State how many lines of the data contain the word "Outdoor", and write nothing besides the number.

Data records for software interfaces
━━━

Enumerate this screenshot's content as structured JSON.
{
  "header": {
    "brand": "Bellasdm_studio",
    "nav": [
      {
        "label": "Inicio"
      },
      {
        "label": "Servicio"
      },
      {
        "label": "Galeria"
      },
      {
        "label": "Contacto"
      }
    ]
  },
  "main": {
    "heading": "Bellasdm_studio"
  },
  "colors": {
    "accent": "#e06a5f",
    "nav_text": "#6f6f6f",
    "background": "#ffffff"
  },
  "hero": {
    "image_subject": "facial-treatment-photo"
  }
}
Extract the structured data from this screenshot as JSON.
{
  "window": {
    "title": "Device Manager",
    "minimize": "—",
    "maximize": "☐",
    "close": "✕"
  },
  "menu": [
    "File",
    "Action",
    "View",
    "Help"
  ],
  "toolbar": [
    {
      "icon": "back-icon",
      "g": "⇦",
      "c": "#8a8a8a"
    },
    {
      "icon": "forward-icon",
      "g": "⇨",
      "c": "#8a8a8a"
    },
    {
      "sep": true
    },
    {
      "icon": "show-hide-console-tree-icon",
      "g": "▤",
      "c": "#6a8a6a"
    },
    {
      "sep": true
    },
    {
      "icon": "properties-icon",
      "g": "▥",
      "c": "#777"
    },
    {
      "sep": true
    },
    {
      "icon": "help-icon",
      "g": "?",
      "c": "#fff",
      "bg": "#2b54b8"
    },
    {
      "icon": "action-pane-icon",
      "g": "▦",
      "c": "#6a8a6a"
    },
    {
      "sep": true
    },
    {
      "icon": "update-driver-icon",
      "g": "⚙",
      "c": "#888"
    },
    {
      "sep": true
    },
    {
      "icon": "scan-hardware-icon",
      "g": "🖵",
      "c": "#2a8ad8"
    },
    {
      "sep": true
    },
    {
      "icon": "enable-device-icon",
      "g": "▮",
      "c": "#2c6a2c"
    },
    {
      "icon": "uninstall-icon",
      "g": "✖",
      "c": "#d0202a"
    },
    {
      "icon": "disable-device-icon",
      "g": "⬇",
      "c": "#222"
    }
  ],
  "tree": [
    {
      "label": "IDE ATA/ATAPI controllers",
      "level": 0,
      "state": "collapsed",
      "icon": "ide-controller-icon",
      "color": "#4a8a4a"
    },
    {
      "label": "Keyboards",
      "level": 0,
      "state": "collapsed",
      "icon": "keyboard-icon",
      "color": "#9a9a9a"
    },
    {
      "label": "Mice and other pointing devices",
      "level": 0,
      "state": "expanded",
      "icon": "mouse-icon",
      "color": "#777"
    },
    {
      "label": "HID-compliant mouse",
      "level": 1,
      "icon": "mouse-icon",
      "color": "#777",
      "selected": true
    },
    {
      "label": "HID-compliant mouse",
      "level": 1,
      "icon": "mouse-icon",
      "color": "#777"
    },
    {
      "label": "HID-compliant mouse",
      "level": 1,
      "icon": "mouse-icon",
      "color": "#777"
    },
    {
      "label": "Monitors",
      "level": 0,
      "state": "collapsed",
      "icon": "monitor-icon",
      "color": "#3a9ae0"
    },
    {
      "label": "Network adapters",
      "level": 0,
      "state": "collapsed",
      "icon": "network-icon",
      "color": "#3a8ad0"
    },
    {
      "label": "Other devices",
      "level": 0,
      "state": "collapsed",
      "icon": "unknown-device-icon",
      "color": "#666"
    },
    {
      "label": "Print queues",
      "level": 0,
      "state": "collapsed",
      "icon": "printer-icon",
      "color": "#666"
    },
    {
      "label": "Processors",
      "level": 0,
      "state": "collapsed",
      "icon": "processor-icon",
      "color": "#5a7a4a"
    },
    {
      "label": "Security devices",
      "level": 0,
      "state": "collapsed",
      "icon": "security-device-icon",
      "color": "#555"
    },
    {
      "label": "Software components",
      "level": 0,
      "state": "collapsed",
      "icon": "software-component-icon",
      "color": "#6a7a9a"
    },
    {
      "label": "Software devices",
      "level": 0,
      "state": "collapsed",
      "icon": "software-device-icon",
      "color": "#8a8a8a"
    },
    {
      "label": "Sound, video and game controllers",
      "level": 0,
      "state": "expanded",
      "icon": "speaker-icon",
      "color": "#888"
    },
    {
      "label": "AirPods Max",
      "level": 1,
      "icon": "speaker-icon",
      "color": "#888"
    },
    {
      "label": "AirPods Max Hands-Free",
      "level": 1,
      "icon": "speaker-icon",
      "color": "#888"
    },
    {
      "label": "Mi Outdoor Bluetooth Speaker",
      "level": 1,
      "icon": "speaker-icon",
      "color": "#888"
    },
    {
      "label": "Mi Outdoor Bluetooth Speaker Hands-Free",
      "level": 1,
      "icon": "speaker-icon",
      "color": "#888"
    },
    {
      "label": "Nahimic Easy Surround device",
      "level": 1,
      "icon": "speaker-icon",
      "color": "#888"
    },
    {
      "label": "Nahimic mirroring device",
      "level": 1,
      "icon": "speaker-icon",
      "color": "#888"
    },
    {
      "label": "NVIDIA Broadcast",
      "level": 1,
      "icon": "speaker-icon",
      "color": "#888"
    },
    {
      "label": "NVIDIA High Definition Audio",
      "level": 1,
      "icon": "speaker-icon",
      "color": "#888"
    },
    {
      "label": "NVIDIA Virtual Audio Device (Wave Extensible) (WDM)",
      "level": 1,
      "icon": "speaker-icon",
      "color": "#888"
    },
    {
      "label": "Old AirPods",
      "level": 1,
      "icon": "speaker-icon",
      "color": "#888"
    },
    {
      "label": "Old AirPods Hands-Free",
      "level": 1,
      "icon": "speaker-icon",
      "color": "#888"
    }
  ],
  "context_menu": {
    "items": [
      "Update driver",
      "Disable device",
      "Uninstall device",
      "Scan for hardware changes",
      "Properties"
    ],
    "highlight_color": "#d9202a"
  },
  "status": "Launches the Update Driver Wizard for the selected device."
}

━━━

PROBLEM SOLUTION
2